Proto-Indo-European root meaning "to grasp."

It forms all or part of: accept; anticipate; anticipation; behave; behoof; behoove; cable; cacciatore; caitiff; capable; capacious; capacity; capias; capiche; capstan; caption; captious; captivate; captive; captor; capture; case (n.2) "receptacle;" catch; catchpoll; cater; chase (n.1) "a hunt;" chase (v.) "to run after, hunt;" chasse; chasseur; conceive; cop (v.) "to seize, catch;" copper (n.2) "policeman;" deceive; emancipate; except; forceps; gaffe; haft; have; hawk (n.); heave; heavy; heft; incapacity; inception; incipient; intercept; intussusception; manciple; municipal; occupy; participation; perceive; precept; prince; purchase; receive; recipe; recover; recuperate; sashay; susceptible.

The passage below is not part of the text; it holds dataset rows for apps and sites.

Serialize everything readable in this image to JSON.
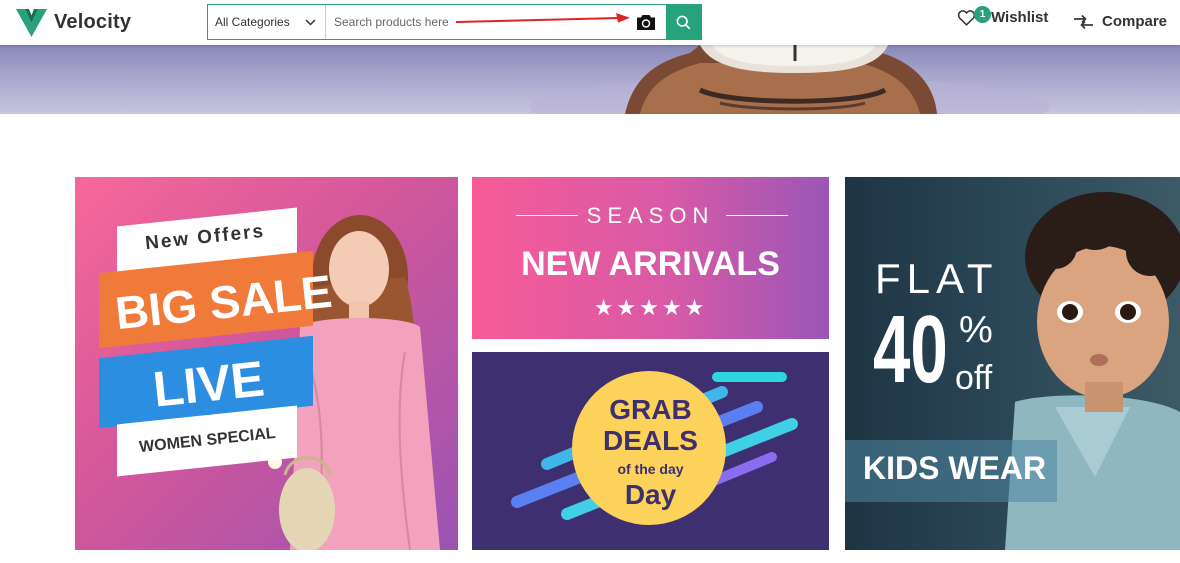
{
  "brand": {
    "name": "Velocity"
  },
  "search": {
    "category": "All Categories",
    "placeholder": "Search products here"
  },
  "header": {
    "wishlist_label": "Wishlist",
    "wishlist_count": "1",
    "compare_label": "Compare"
  },
  "colors": {
    "accent": "#26a37c",
    "annotation_arrow": "#e02424"
  },
  "icons": [
    "velocity-logo-icon",
    "chevron-down-icon",
    "camera-icon",
    "search-icon",
    "heart-icon",
    "compare-arrows-icon"
  ],
  "banners": {
    "sale": {
      "line1": "New Offers",
      "line2": "BIG SALE",
      "line3": "LIVE",
      "line4": "WOMEN SPECIAL"
    },
    "arrivals": {
      "line1": "SEASON",
      "line2": "NEW ARRIVALS",
      "stars": "★★★★★"
    },
    "deals": {
      "line1": "GRAB",
      "line2": "DEALS",
      "line3": "of the day",
      "line4": "Day"
    },
    "kids": {
      "line1": "FLAT",
      "line2": "40",
      "line3": "%",
      "line4": "off",
      "line5": "KIDS WEAR"
    }
  }
}
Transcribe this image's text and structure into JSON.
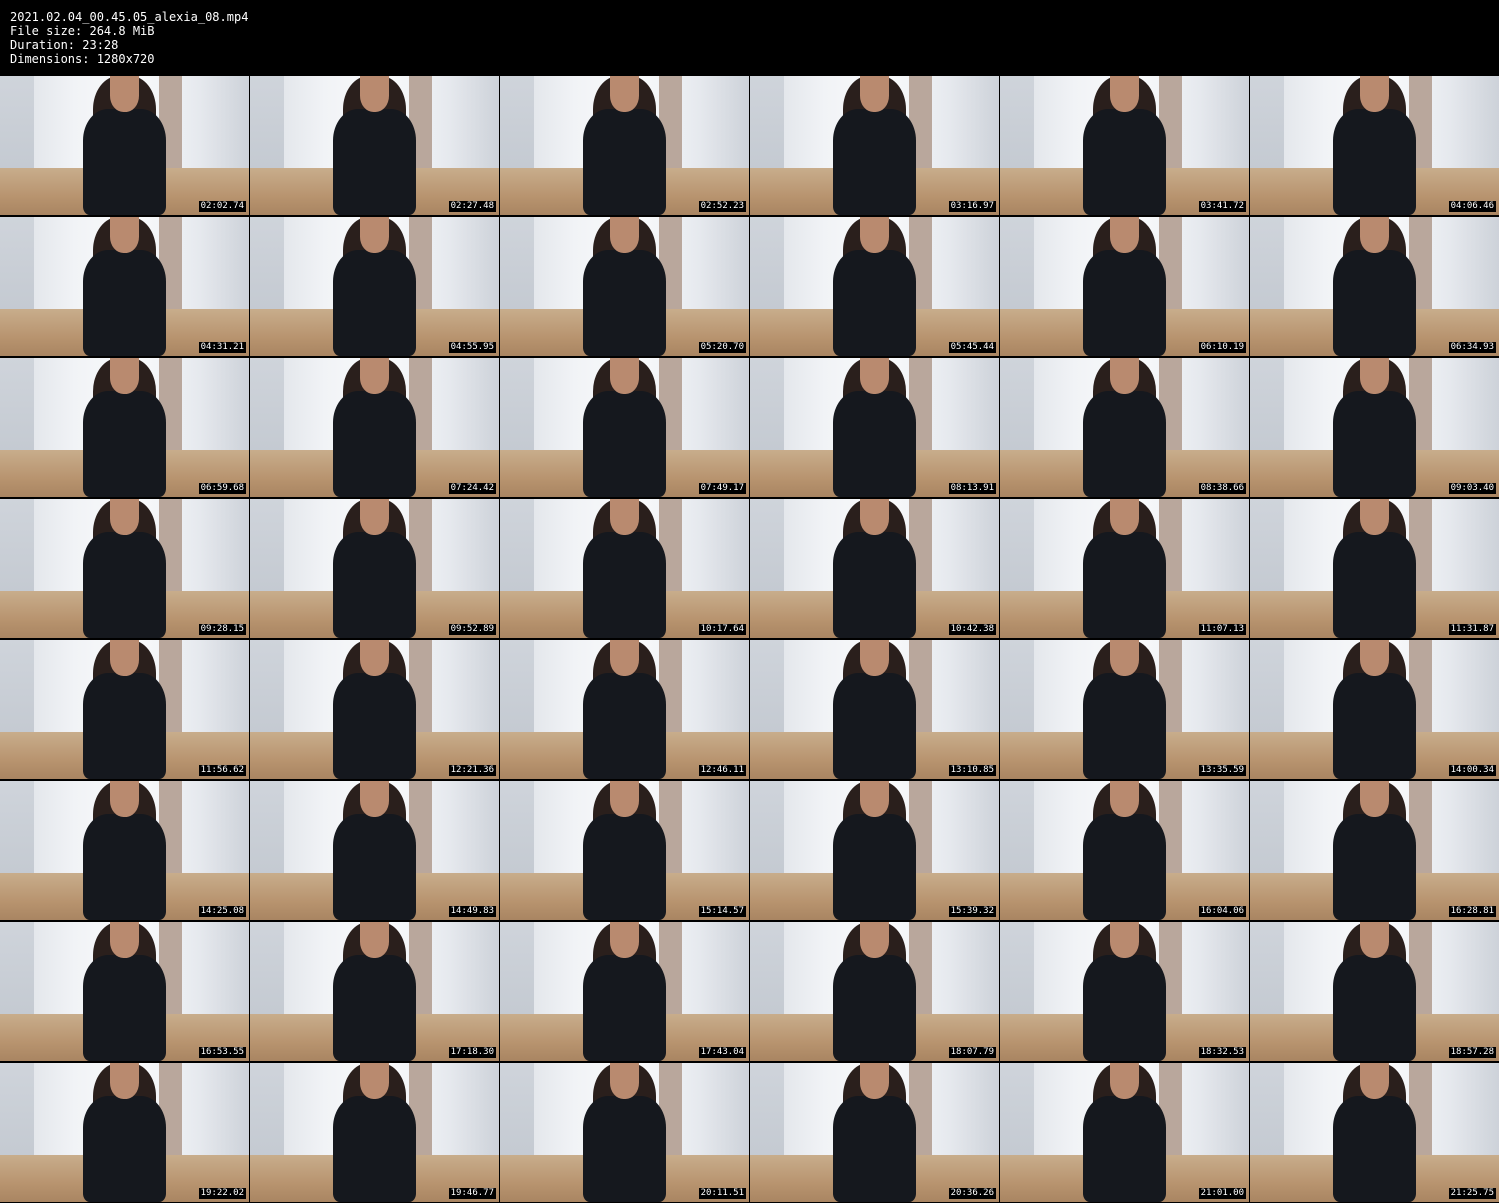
{
  "header": {
    "filename": "2021.02.04_00.45.05_alexia_08.mp4",
    "file_size": "File size: 264.8 MiB",
    "duration": "Duration: 23:28",
    "dimensions": "Dimensions: 1280x720"
  },
  "thumbnails": [
    "02:02.74",
    "02:27.48",
    "02:52.23",
    "03:16.97",
    "03:41.72",
    "04:06.46",
    "04:31.21",
    "04:55.95",
    "05:20.70",
    "05:45.44",
    "06:10.19",
    "06:34.93",
    "06:59.68",
    "07:24.42",
    "07:49.17",
    "08:13.91",
    "08:38.66",
    "09:03.40",
    "09:28.15",
    "09:52.89",
    "10:17.64",
    "10:42.38",
    "11:07.13",
    "11:31.87",
    "11:56.62",
    "12:21.36",
    "12:46.11",
    "13:10.85",
    "13:35.59",
    "14:00.34",
    "14:25.08",
    "14:49.83",
    "15:14.57",
    "15:39.32",
    "16:04.06",
    "16:28.81",
    "16:53.55",
    "17:18.30",
    "17:43.04",
    "18:07.79",
    "18:32.53",
    "18:57.28",
    "19:22.02",
    "19:46.77",
    "20:11.51",
    "20:36.26",
    "21:01.00",
    "21:25.75"
  ]
}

It is the hypothetical source of/evidence for its existence is provided by: Sanskrit kapati "two handfuls;" Greek kaptein "to swallow, gulp down," kope "oar, handle;" Latin capax "able to hold much, broad," capistrum "halter," capere "to grasp, lay hold; be large enough for; comprehend;" Lettish kampiu "seize;" Old Irish cacht "servant-girl," literally "captive;" Welsh caeth "captive, slave;" Gothic haban "have, hold;" Old English hæft "handle," habban "to have, hold."

acceptability (n.)
Origin and meaning of acceptability
1660s, from Late Latin acceptabilitas, from Latin acceptabilis "worthy of acceptance," from acceptare "take or receive willingly" (see accept). Acceptableness (1610s) is older.
acceptable (adj.)
Origin and meaning of acceptable
late 14c., from Old French acceptable "pleasant, agreeable," from Latin acceptabilis "worthy of acceptance," from acceptare "take or receive willingly" (see accept). Related: Acceptably.
acceptance (n.)

1570s, from French acceptance, from accepter (see accept). The earlier word was acception (late 14c., accepcioun), from Latin acceptionem; it was common until c. 1700. Acceptation is from early 15c. as "action of taking or receiving what is offered," 1590s as "state of being accepted."

accipiter (n.)

raptorial bird, 1708, from Latin accipiter, a generic name for birds of prey, especially the common hawk. According to de Vaan, "generally assumed" to be from a Proto-Italic *aku-petri- "having pointed (that is, 'swift') wings" (see acro- + ptero-) and compares Greek okypteros "with swift wings," Sanskrit asu-patvan- "flying swiftly," "all of which are used as epithets to birds of prey." Under this theory the initial acc- is by influence of the verb accipere "to take" (whence also Latin acceptor "falcon;" see accept). Or the sense could be literal, "with pointed wings." The proper plural would be accipitres. Related: Accipitral; accipitrine (1809).